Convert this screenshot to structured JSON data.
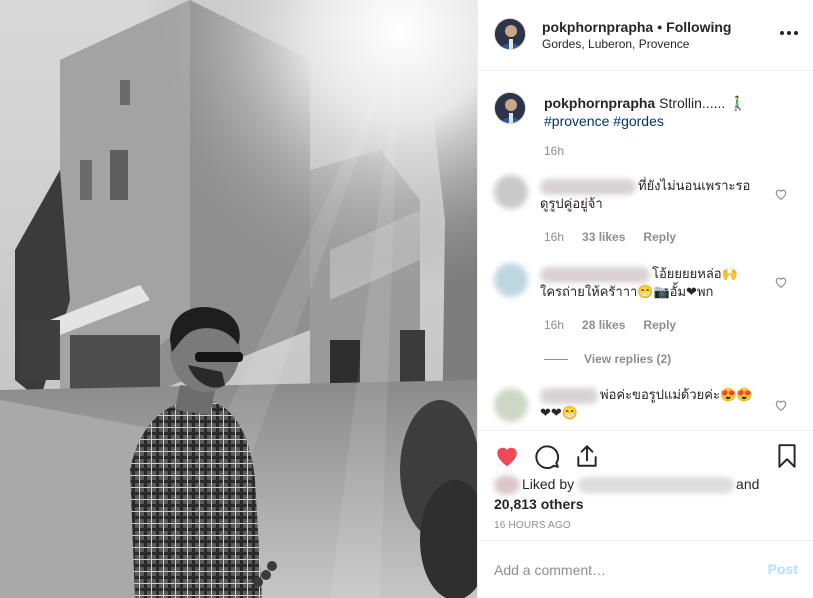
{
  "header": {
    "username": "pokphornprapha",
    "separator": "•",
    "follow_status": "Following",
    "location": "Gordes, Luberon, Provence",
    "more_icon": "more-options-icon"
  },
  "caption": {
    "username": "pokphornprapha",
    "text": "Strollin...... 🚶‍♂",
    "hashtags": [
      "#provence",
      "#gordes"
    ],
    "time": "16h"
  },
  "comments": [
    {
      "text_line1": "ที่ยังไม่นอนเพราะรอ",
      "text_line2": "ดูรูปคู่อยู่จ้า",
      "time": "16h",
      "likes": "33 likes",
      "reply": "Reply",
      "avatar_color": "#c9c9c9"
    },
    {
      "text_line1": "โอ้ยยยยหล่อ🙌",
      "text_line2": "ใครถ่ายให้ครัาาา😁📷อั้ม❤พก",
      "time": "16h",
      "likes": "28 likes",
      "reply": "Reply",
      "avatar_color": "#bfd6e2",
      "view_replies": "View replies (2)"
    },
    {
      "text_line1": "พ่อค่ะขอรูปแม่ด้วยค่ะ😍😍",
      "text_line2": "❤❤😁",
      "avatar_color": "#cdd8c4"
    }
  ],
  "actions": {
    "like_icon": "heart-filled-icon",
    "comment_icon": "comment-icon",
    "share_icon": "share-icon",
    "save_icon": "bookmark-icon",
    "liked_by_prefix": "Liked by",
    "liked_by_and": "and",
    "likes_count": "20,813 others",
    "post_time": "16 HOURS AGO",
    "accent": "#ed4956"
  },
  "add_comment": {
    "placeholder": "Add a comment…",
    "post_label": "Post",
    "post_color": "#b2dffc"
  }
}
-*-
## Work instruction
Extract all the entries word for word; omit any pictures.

## Problem solution
Convert this screenshot to structured JSON data.
{
  "header": {
    "username": "pokphornprapha",
    "separator": "•",
    "follow_status": "Following",
    "location": "Gordes, Luberon, Provence",
    "more_icon": "more-options-icon"
  },
  "caption": {
    "username": "pokphornprapha",
    "text": "Strollin...... 🚶‍♂",
    "hashtags": [
      "#provence",
      "#gordes"
    ],
    "time": "16h"
  },
  "comments": [
    {
      "text_line1": "ที่ยังไม่นอนเพราะรอ",
      "text_line2": "ดูรูปคู่อยู่จ้า",
      "time": "16h",
      "likes": "33 likes",
      "reply": "Reply",
      "avatar_color": "#c9c9c9"
    },
    {
      "text_line1": "โอ้ยยยยหล่อ🙌",
      "text_line2": "ใครถ่ายให้ครัาาา😁📷อั้ม❤พก",
      "time": "16h",
      "likes": "28 likes",
      "reply": "Reply",
      "avatar_color": "#bfd6e2",
      "view_replies": "View replies (2)"
    },
    {
      "text_line1": "พ่อค่ะขอรูปแม่ด้วยค่ะ😍😍",
      "text_line2": "❤❤😁",
      "avatar_color": "#cdd8c4"
    }
  ],
  "actions": {
    "like_icon": "heart-filled-icon",
    "comment_icon": "comment-icon",
    "share_icon": "share-icon",
    "save_icon": "bookmark-icon",
    "liked_by_prefix": "Liked by",
    "liked_by_and": "and",
    "likes_count": "20,813 others",
    "post_time": "16 HOURS AGO",
    "accent": "#ed4956"
  },
  "add_comment": {
    "placeholder": "Add a comment…",
    "post_label": "Post",
    "post_color": "#b2dffc"
  }
}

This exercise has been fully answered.